And his Dads perfect answer is, “Son, you’re looking at one”. Later in the song, Vinnie sings it of himself,
“Whatever happened to the New York gentlemen?/You’re looking at one”.

Be it encouraging or scary to you, in a lot of ways, your kids follow your path. Last night I looked up at my son as he was decimating a bag of Cheetos, and thought about how my Dad and brothers and I left no Dorito safe from being devoured, and all I could think was, “Yea...that’s my kid”.

But that’s a little thing, right? That’s just the genetics. What about the big stuff?

Because if you’re any kind of involved Dad at all it makes you wonder...what am I teaching my kids? What are they going to remember? What stories are they hearing? What am I passing down that's going to shape their worldview?

A lot of it is just stuff they’re going to pick up being around each other. But a lot of it is stuff that you can control, and that we can be careful to ensure they remember. We can be really involved and help leave lasting impressions and memories that are good and impactful.

This last weekend my Daughter told my wife she’d hoped she’d have time to bake with me and teach me some more dance moves she learned at her dance class, so, of course, I made sure we did it. Also, this weekend my son and I got to watch a doubleheader of Guardians of the Galaxy 1 and 2 for his first time, so I hope I’m doing something right there. I hope they remember times like that we’ve had together.

But, of course, you can’t control everything they remember.

Recently, they were bickering and it was getting on my nerves so, like a typical Dad I yelled out, “Hey! Do you know what I hate?”
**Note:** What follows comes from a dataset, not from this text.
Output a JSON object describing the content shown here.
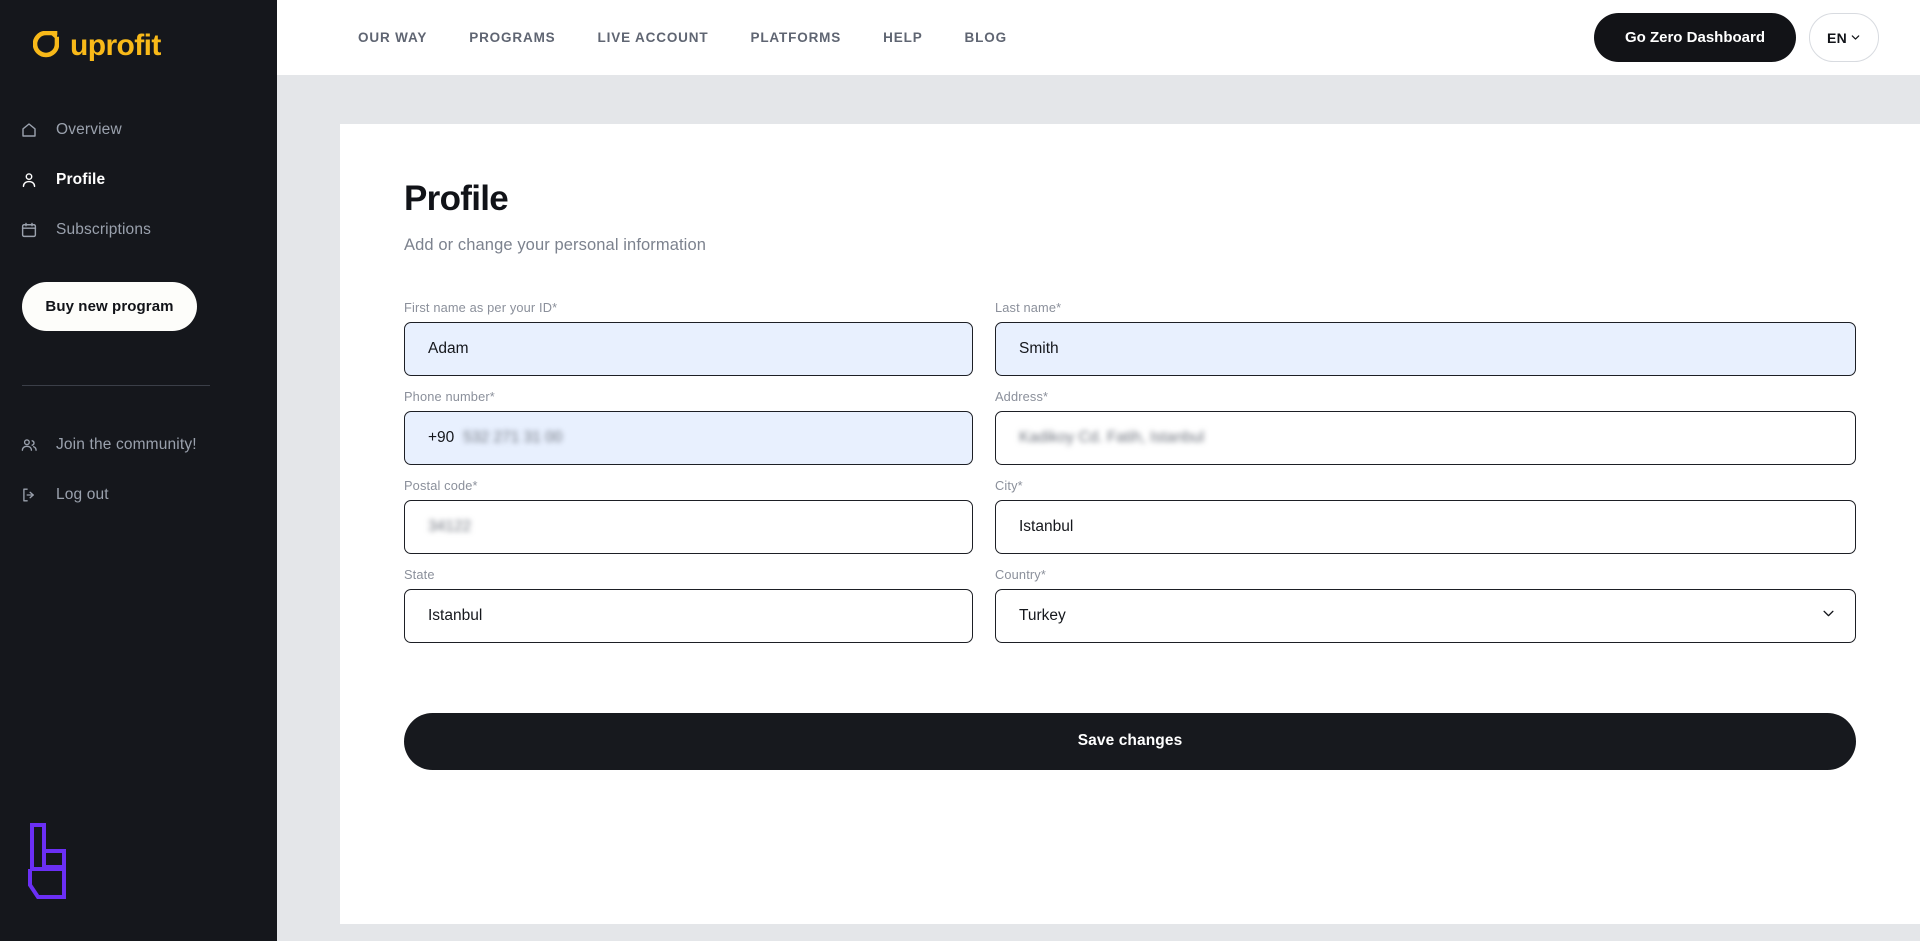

“Technology!” Answered my son.
“Self-checkout lines!” Answered my daughter.
“Uhm...yes...well, no. I wanted you to say, ‘fighting with each other” remember what they remember. I’d really be bummed if at my funeral they’ll say, “And here lies my Dad, who did a lot of stuff but mostly he is remembered for his intense hatred of technology and his eternal loathing of self-checkout lines”.

But that’s what this blog is going to be all about. It’s a fun blog to write, and hopefully to read, and I’m hoping we can all really learn and grow from this. I, for one, am genuinely thinking through what I’m passing down to my kids.

And I really, really hope I won’t only be remembered for how much I don’t like self-checkout lines.


-Photo courtesy Museum of City of New York